Part Three of a three-part series – Part one was an announcement about the loss of many kinds of plastic recycling, and what plastics are still able to be recycled. Part Two focuses on why China has recently stopped importing recyclable plastic, and why attempting to force recyclers to take materials we wish they would recycle actually can ruin the chances of recyclable materials getting recycled. Read part two here.
We often focus on recycling as it feels like such a direct way to help curb the waste stream, yet it’s actually at the bottom of the Reduce, Reuse, Recycle hierarchy.
If you want to save energy, water and resources, the best thing you can do is reduce the items you consume (products, packaging) and then reuse the items as many times as possible.
Ideas for reducing plastic waste:
Some of them seem obvious but do you actually do them? Could you do a few more? It might be easier than you think.
Compare brands to look for alternatives:
If you are considering buying a product but it comes packaged in plastic, see if there’s another brand that doesn’t. Rice or pasta often comes with the choices of plastic bags or cardboard. Cardboard is at least recyclable or compostable. Some products these days are being purposefully designed to create less waste – Seventh Generation has a laundry detergent designed to reduce waste – the detergent is concentrated to provide 4X the number of loads, and the package is a thin plastic bag enclosed in a clever sturdy recyclable/compostable cardboard shell. It’s also lighter to transport so uses fewer fossil fuels than heavier containers. Keep your eyes open for options like these.
Buy in Bulk: Better yet, look for stores that have bulk bins – you can bring a reusable container and buy your rice or pasta (or granola, or nuts, or flour, etc) in bulk. It saves you money as well! Some places even have bulk shampoos, olive oil, peanut butter, etc.
Part Two in this three-part series:
Have you heard that we can no longer recycle many kinds of plastic in the US that we’ve gotten used to being able to recycle?
We were so disappointed when we heard the news that China has stopped importing post consumer plastic waste. We try hard as a Green store to find creative ways to reduce the amount of waste that we generate and to find ways to re use everything we can, but for some materials, mostly soft clear plastics like plastic bags, we relied heavily on recycling. This recent import ban crates an enormous challenge for us and for all consumers, as the amount we are forced to send to landfill will increase quite a bit.

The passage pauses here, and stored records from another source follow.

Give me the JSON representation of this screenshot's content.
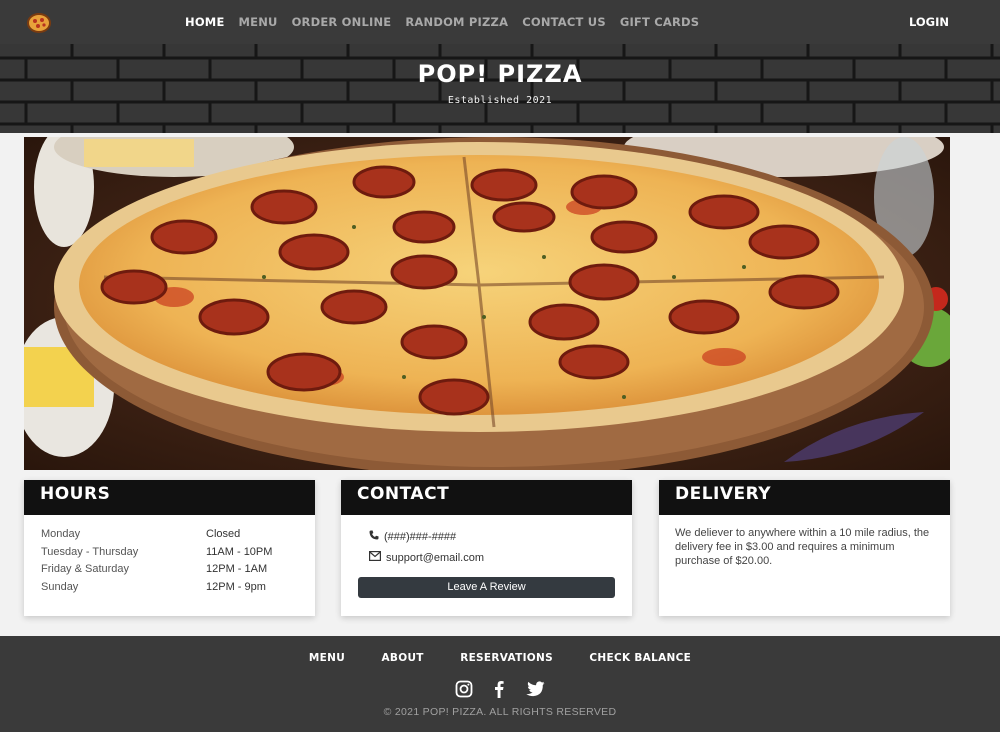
{
  "nav": {
    "links": [
      {
        "label": "HOME",
        "active": true
      },
      {
        "label": "MENU"
      },
      {
        "label": "ORDER ONLINE"
      },
      {
        "label": "RANDOM PIZZA"
      },
      {
        "label": "CONTACT US"
      },
      {
        "label": "GIFT CARDS"
      }
    ],
    "login": "LOGIN",
    "logo_icon": "pizza-icon"
  },
  "banner": {
    "title": "POP! PIZZA",
    "subtitle": "Established 2021"
  },
  "hours": {
    "title": "HOURS",
    "rows": [
      {
        "day": "Monday",
        "time": "Closed"
      },
      {
        "day": "Tuesday - Thursday",
        "time": "11AM - 10PM"
      },
      {
        "day": "Friday & Saturday",
        "time": "12PM - 1AM"
      },
      {
        "day": "Sunday",
        "time": "12PM - 9pm"
      }
    ]
  },
  "contact": {
    "title": "CONTACT",
    "phone": "(###)###-####",
    "email": "support@email.com",
    "review_button": "Leave A Review",
    "phone_icon": "phone-icon",
    "email_icon": "envelope-icon"
  },
  "delivery": {
    "title": "DELIVERY",
    "text": "We deliever to anywhere within a 10 mile radius, the delivery fee in $3.00 and requires a minimum purchase of $20.00."
  },
  "footer": {
    "links": [
      "MENU",
      "ABOUT",
      "RESERVATIONS",
      "CHECK BALANCE"
    ],
    "social": [
      "instagram-icon",
      "facebook-icon",
      "twitter-icon"
    ],
    "copyright": "© 2021 POP! PIZZA. ALL RIGHTS RESERVED"
  },
  "colors": {
    "nav_bg": "#3a3a3a",
    "card_header": "#111111",
    "button": "#343a40"
  }
}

The Chinese recycling industry is a $5 billion annual business, and scrap and waste is the sixth largest U.S. export to China. When shipping containers come into the U.S. from China they are laden with products, but those empty containers must return to China. Due to the trade deficit, this resulted in heavily discounted shipping rates that allowed huge volumes of mixed paper and plastics to be delivered inexpensively to China for recycling. Last year China imported 7.3 million tons of waste plastics, primarily from the U.S. and Japan. Non-curbside plastic has almost no other place to go if it can’t go to China (except our landfills).
Economic Impact for Recycling Industry and their U.S. workers:
The Institute of Scrap Recycling Industries (ISRI) quickly condemned the ban, stating it would have a “devastating impact” on recycling on a global scale and in the U.S. Robin Wiener, ISRI’s president says, “More than 155,000 direct jobs are supported by the U.S. industry’s export activities, earning an average wage of almost $76,000 and contributing more than $3 billion to federal, state, and local taxes. A ban on imports of scrap commodities into China would be catastrophic to the recycling industry.”
So Why Did China stop taking plastics for recycling?